◆ **YOUR OBJECTIVE**
Would you please return every line from the listing that contains the word "конфиденциальности"?

◆ **TASK INPUTS**
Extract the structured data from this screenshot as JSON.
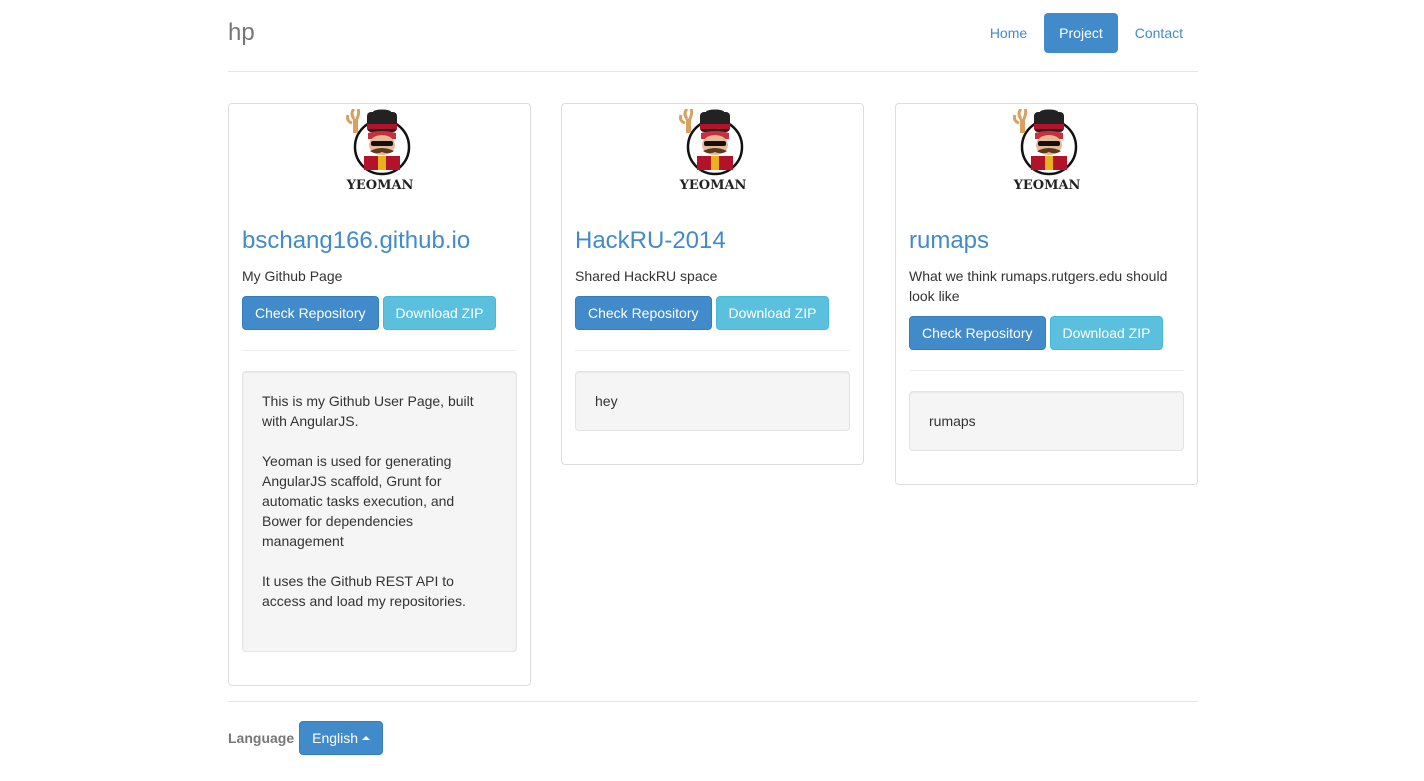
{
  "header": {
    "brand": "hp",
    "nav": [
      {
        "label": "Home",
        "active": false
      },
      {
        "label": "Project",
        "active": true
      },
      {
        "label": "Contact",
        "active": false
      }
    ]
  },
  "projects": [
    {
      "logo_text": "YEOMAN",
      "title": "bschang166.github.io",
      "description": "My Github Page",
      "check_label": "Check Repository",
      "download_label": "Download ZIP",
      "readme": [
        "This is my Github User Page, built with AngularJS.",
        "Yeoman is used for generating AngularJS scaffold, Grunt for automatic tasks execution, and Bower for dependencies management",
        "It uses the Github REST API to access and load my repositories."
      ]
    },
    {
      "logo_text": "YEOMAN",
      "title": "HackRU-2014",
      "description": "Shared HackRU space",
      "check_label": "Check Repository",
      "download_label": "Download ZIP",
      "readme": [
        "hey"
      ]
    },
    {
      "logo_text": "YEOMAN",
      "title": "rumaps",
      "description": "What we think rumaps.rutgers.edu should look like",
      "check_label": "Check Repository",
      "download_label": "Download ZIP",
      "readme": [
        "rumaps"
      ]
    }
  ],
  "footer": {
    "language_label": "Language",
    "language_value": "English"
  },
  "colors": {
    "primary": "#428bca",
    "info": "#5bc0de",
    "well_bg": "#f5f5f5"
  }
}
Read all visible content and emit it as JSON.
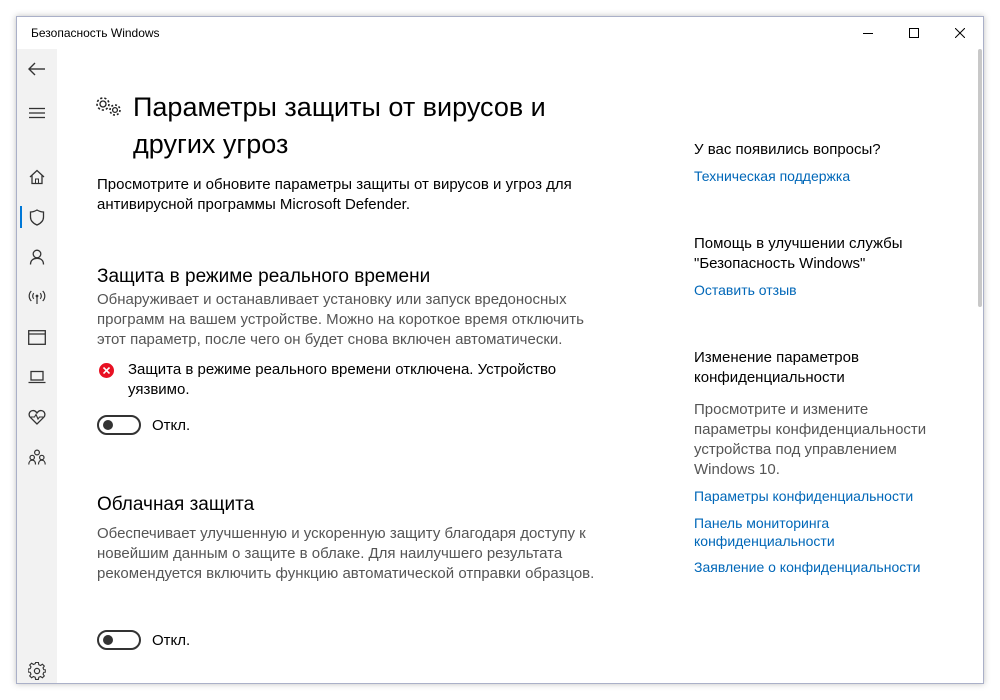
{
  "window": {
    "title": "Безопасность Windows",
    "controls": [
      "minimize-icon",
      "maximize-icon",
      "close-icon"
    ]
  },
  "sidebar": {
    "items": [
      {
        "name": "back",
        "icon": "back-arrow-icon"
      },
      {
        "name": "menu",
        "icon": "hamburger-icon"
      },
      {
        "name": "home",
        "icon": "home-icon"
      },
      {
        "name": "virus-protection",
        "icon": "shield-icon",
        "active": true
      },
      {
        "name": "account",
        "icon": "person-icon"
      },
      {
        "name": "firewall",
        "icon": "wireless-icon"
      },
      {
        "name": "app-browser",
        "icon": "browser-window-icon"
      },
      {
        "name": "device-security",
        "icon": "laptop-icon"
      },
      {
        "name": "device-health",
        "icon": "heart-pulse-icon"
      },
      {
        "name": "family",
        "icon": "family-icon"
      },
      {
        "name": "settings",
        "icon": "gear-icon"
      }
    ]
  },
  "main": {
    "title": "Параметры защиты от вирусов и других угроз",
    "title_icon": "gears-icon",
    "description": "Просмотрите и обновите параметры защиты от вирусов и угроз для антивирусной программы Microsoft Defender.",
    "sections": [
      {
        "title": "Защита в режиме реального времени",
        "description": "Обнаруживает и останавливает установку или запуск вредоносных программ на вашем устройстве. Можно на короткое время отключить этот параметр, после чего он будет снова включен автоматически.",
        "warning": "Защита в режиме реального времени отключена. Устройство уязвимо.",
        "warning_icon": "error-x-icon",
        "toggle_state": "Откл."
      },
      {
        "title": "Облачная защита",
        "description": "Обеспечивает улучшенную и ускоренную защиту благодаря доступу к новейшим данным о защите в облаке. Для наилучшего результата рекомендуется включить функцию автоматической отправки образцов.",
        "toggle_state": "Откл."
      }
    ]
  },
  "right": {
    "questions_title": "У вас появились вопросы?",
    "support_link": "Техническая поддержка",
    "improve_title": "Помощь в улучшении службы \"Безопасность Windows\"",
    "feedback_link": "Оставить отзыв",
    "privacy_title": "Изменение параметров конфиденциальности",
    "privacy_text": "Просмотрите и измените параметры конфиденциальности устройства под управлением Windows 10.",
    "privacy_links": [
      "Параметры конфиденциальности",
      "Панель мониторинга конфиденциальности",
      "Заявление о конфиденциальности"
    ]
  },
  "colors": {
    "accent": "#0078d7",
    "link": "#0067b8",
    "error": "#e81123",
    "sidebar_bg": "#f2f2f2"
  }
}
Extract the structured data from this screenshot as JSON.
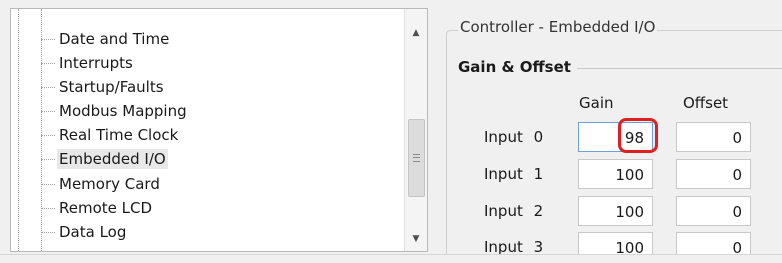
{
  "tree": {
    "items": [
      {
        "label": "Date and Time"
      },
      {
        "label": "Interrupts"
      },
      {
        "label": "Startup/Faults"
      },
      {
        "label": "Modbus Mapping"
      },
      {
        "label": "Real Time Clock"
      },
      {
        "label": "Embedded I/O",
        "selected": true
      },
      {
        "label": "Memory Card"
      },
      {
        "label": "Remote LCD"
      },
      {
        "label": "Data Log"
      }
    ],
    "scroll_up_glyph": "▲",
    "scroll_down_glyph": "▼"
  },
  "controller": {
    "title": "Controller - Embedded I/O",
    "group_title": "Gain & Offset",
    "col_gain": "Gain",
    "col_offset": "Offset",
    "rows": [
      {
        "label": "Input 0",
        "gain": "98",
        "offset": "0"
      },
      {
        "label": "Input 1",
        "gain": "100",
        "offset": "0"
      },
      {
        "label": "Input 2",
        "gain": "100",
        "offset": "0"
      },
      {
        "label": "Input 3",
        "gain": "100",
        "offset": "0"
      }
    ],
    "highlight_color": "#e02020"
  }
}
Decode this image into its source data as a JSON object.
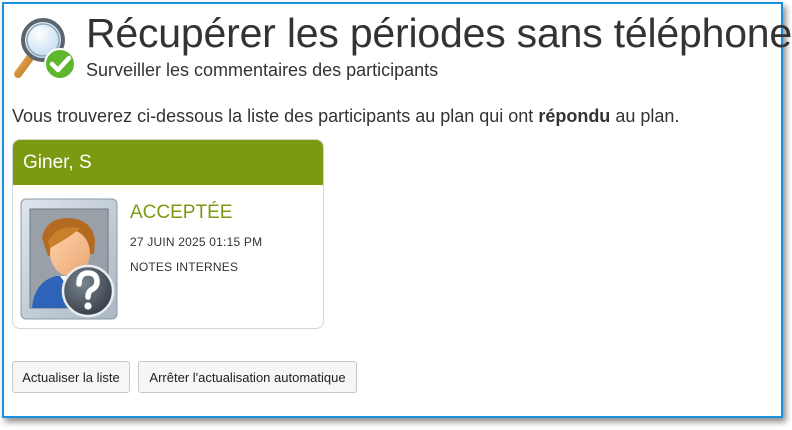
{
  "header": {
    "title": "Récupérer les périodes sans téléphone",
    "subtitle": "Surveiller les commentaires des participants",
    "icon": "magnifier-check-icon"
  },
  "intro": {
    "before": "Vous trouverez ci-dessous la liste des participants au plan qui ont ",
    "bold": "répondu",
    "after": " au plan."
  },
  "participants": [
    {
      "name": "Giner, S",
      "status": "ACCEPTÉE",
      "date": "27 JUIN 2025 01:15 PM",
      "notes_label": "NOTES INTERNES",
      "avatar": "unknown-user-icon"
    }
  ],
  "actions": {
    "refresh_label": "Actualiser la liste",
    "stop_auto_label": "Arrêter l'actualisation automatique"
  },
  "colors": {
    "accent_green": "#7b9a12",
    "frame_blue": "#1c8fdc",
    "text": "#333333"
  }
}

◆ **RESULT OF THIS EXERCISE**
    "privacy_title": "Изменение параметров конфиденциальности",
    "privacy_text": "Просмотрите и измените параметры конфиденциальности устройства под управлением Windows 10.",
      "Параметры конфиденциальности",
      "Панель мониторинга конфиденциальности",
      "Заявление о конфиденциальности"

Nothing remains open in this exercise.